Getting Started with Cloth Diapering
If you would have told me 5 years ago that I would be cloth diapering, I probably would have laughed at you. I mean, where exactly do you expect me to wash the dirty diapers? Certainly not in the same washing machine where I was my clothes! I don’t want to walk around with poo remnants on my pants. Oh how I’ve changed. I’ve been happily cloth diapering Logan for almost 2 years now, poo remnant free. Maybe you’ve been thinking about cloth diapering, but you just don’t know where to start. There are so many options and the information can get overwhelming. With Earth Day approaching, now may be a good time to think about switching to fluff. Here are a few tips to get you started.
1. Visit your local cloth diaper store. Many cloth diaper shops will host Cloth Diapering 101 information sessions. This is a great opportunity to get hands on with the diapers, ask questions and see them demonstrated. I learned how to fold a prefold at my local cloth diaper store and sold my husband on the idea of cloth diapers after he learned how much money we could save.
2. Find a cloth diapering buddy. Not only is it nice to have another mother to talk to about similar experiences, but there may be times when you need to troubleshoot your cloth diapers. When Logan came down with a rare yeast infection, I was glad I had a friend who had already experienced the same thing with her little one and gave me advice on how to treat my diapers. If you don’t know of anyone in your circle of friends that cloth diapers, try finding a fluff friendly pal online.
3. Do a cloth diaper trial. There are many companies, like Jillian’s Drawers, that offer cloth diaper trials for very little monetary commitment. You can try out a variety of different diapers, keep what works and trade in the rest. Keep in mind that every baby is different. What works for me, may not work for you.
4. Build your stash. You’ll be washing every 2-3 days and you’ll need enough diapers to last until your next wash cycle. You’ll also need a wet bag to store your dirty diapers in and diaper detergent. If you are pregnant, I recommend waiting to purchase the majority of your stash until you’ve had a chance to try out a few different types on your baby. To save money, look for used diapers on websites like Diaper Swappers. I purchased many of Logan’s newborn diapers from there.

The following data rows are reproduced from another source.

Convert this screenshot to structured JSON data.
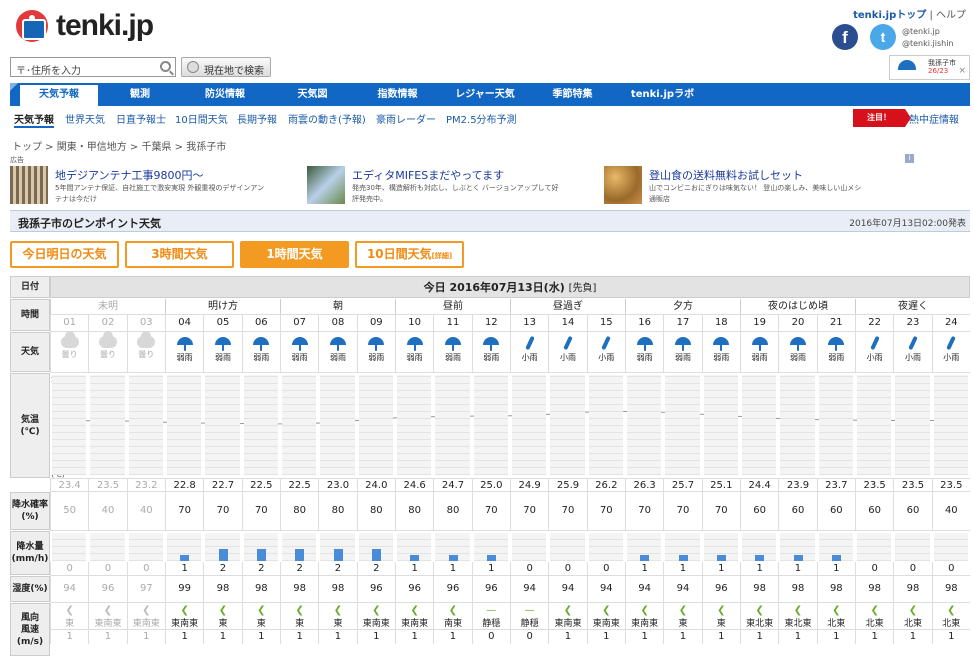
{
  "site": {
    "name": "tenki.jp",
    "toplink": "tenki.jpトップ",
    "help": "ヘルプ",
    "twitter_names": [
      "@tenki.jp",
      "@tenki.jishin"
    ]
  },
  "search": {
    "placeholder": "〒･住所を入力",
    "gps_button": "現在地で検索"
  },
  "fav": {
    "name": "我孫子市",
    "temps": "26/23"
  },
  "nav": [
    "天気予報",
    "観測",
    "防災情報",
    "天気図",
    "指数情報",
    "レジャー天気",
    "季節特集",
    "tenki.jpラボ"
  ],
  "subnav": [
    "天気予報",
    "世界天気",
    "日直予報士",
    "10日間天気",
    "長期予報",
    "雨雲の動き(予報)",
    "豪雨レーダー",
    "PM2.5分布予測"
  ],
  "notice": {
    "badge": "注目！",
    "text": "熱中症情報"
  },
  "breadcrumb": "トップ > 関東・甲信地方 > 千葉県 > 我孫子市",
  "ads": {
    "label": "広告",
    "items": [
      {
        "title": "地デジアンテナ工事9800円〜",
        "desc1": "5年間アンテナ保証、自社施工で激安実現 外観重視のデザインアン",
        "desc2": "テナは今だけ"
      },
      {
        "title": "エディタMIFESまだやってます",
        "desc1": "発売30年、構造解析も対応し、しぶとく バージョンアップして好",
        "desc2": "評発売中。"
      },
      {
        "title": "登山食の送料無料お試しセット",
        "desc1": "山でコンビニおにぎりは味気ない！ 登山の楽しみ、美味しい山メシ",
        "desc2": "通販店"
      }
    ]
  },
  "title": {
    "text": "我孫子市のピンポイント天気",
    "issued": "2016年07月13日02:00発表"
  },
  "tabs": [
    {
      "label": "今日明日の天気"
    },
    {
      "label": "3時間天気"
    },
    {
      "label": "1時間天気"
    },
    {
      "label": "10日間天気",
      "sub": "[詳細]"
    }
  ],
  "table": {
    "labels": {
      "date": "日付",
      "hour": "時間",
      "weather": "天気",
      "temp": "気温",
      "temp_unit": "(℃)",
      "precip_prob": "降水確率",
      "precip_prob_unit": "(%)",
      "precip": "降水量",
      "precip_unit": "(mm/h)",
      "humidity": "湿度(%)",
      "wind_dir": "風向",
      "wind_speed": "風速",
      "wind_unit": "(m/s)"
    },
    "date_heading": "今日 2016年07月13日(水)",
    "rokuyo": "[先負]",
    "chart_axis": {
      "title": "気温",
      "ticks": [
        "35",
        "30",
        "25",
        "20",
        "15",
        "10"
      ],
      "unit": "(℃)"
    },
    "periods": [
      {
        "label": "未明",
        "span": 3,
        "past": true
      },
      {
        "label": "明け方",
        "span": 3
      },
      {
        "label": "朝",
        "span": 3
      },
      {
        "label": "昼前",
        "span": 3
      },
      {
        "label": "昼過ぎ",
        "span": 3
      },
      {
        "label": "夕方",
        "span": 3
      },
      {
        "label": "夜のはじめ頃",
        "span": 3
      },
      {
        "label": "夜遅く",
        "span": 3
      }
    ],
    "hours": [
      "01",
      "02",
      "03",
      "04",
      "05",
      "06",
      "07",
      "08",
      "09",
      "10",
      "11",
      "12",
      "13",
      "14",
      "15",
      "16",
      "17",
      "18",
      "19",
      "20",
      "21",
      "22",
      "23",
      "24"
    ],
    "weather": [
      "曇り",
      "曇り",
      "曇り",
      "弱雨",
      "弱雨",
      "弱雨",
      "弱雨",
      "弱雨",
      "弱雨",
      "弱雨",
      "弱雨",
      "弱雨",
      "小雨",
      "小雨",
      "小雨",
      "弱雨",
      "弱雨",
      "弱雨",
      "弱雨",
      "弱雨",
      "弱雨",
      "小雨",
      "小雨",
      "小雨"
    ],
    "temperature": [
      23.4,
      23.5,
      23.2,
      22.8,
      22.7,
      22.5,
      22.5,
      23.0,
      24.0,
      24.6,
      24.7,
      25.0,
      24.9,
      25.9,
      26.2,
      26.3,
      25.7,
      25.1,
      24.4,
      23.9,
      23.7,
      23.5,
      23.5,
      23.5
    ],
    "precip_prob": [
      50,
      40,
      40,
      70,
      70,
      70,
      80,
      80,
      80,
      80,
      80,
      70,
      70,
      70,
      70,
      70,
      70,
      70,
      60,
      60,
      60,
      60,
      60,
      40
    ],
    "precip": [
      0,
      0,
      0,
      1,
      2,
      2,
      2,
      2,
      2,
      1,
      1,
      1,
      0,
      0,
      0,
      1,
      1,
      1,
      1,
      1,
      1,
      0,
      0,
      0
    ],
    "humidity": [
      94,
      96,
      97,
      99,
      98,
      98,
      98,
      98,
      96,
      96,
      96,
      96,
      94,
      94,
      94,
      94,
      94,
      96,
      98,
      98,
      98,
      98,
      98,
      98
    ],
    "wind_dir": [
      "東",
      "東南東",
      "東南東",
      "東南東",
      "東",
      "東",
      "東",
      "東",
      "東南東",
      "東南東",
      "南東",
      "静穏",
      "静穏",
      "東南東",
      "東南東",
      "東南東",
      "東",
      "東",
      "東北東",
      "東北東",
      "北東",
      "北東",
      "北東",
      "北東"
    ],
    "wind_speed": [
      1,
      1,
      1,
      1,
      1,
      1,
      1,
      1,
      1,
      1,
      1,
      0,
      0,
      1,
      1,
      1,
      1,
      1,
      1,
      1,
      1,
      1,
      1,
      1
    ],
    "past_count": 3
  }
}
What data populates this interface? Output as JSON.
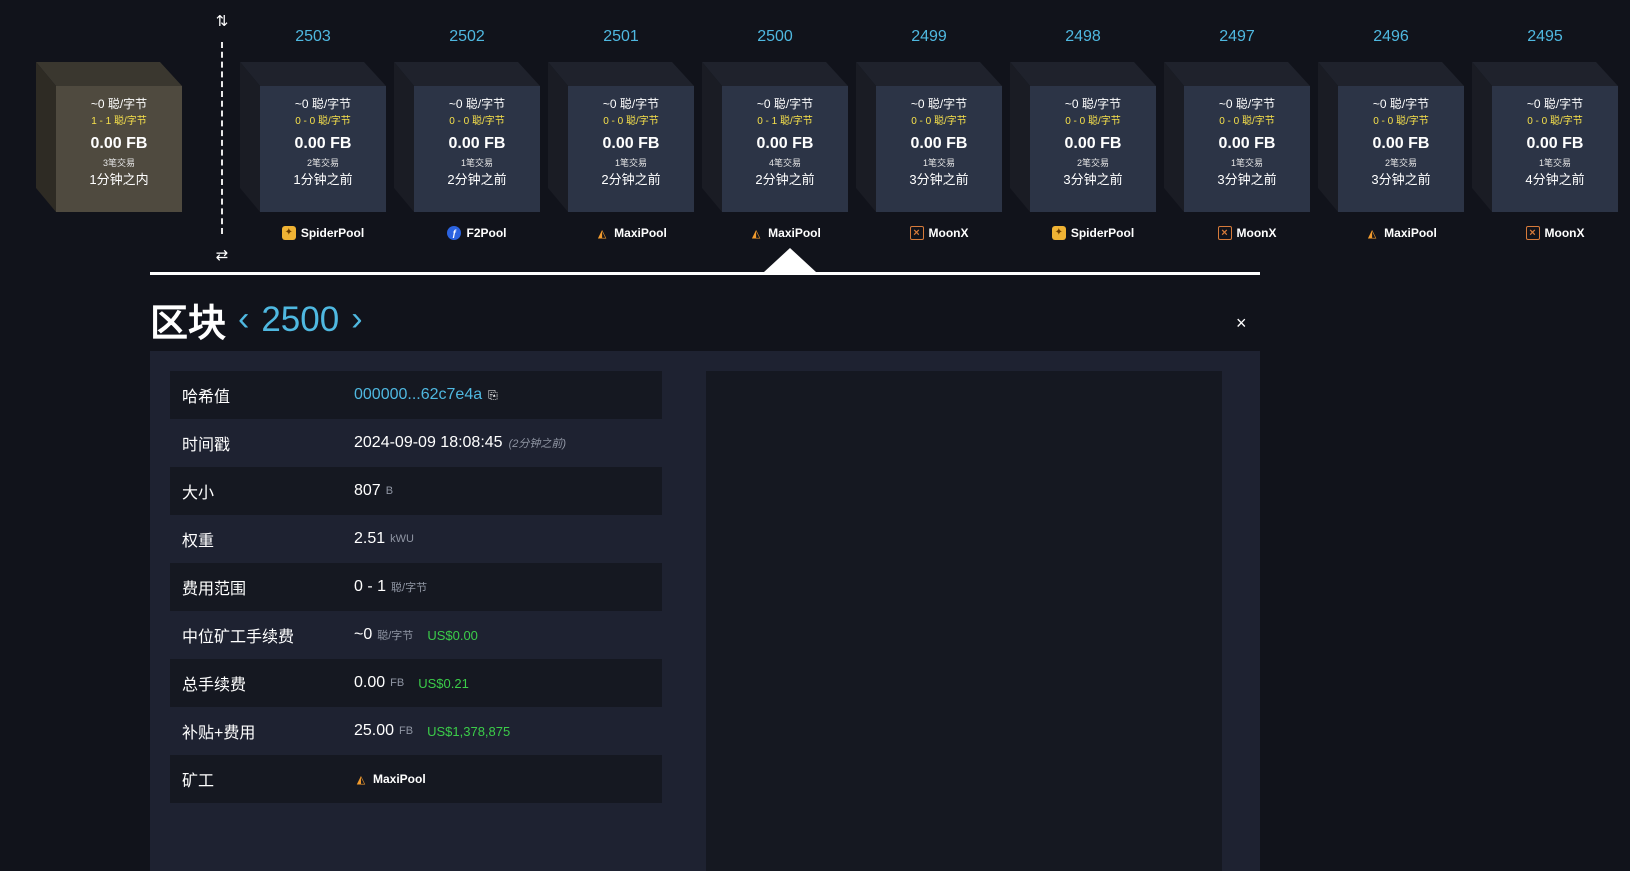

5. Just try it. How do you know if you are going to like something (or not like something) unless if you try it? Aside from an extra load of laundry every 2-3 days, there’s really not a whole lot of extra work when it comes to cloth diapering. Breastfed baby poo is water soluble and those diapers can be tossed right into the washing machine without doing anything special to them. Otherwise, simply plop the poo in the toilet and throw the diaper in the wet bag. Give it a shot, you may end up loving it like I did.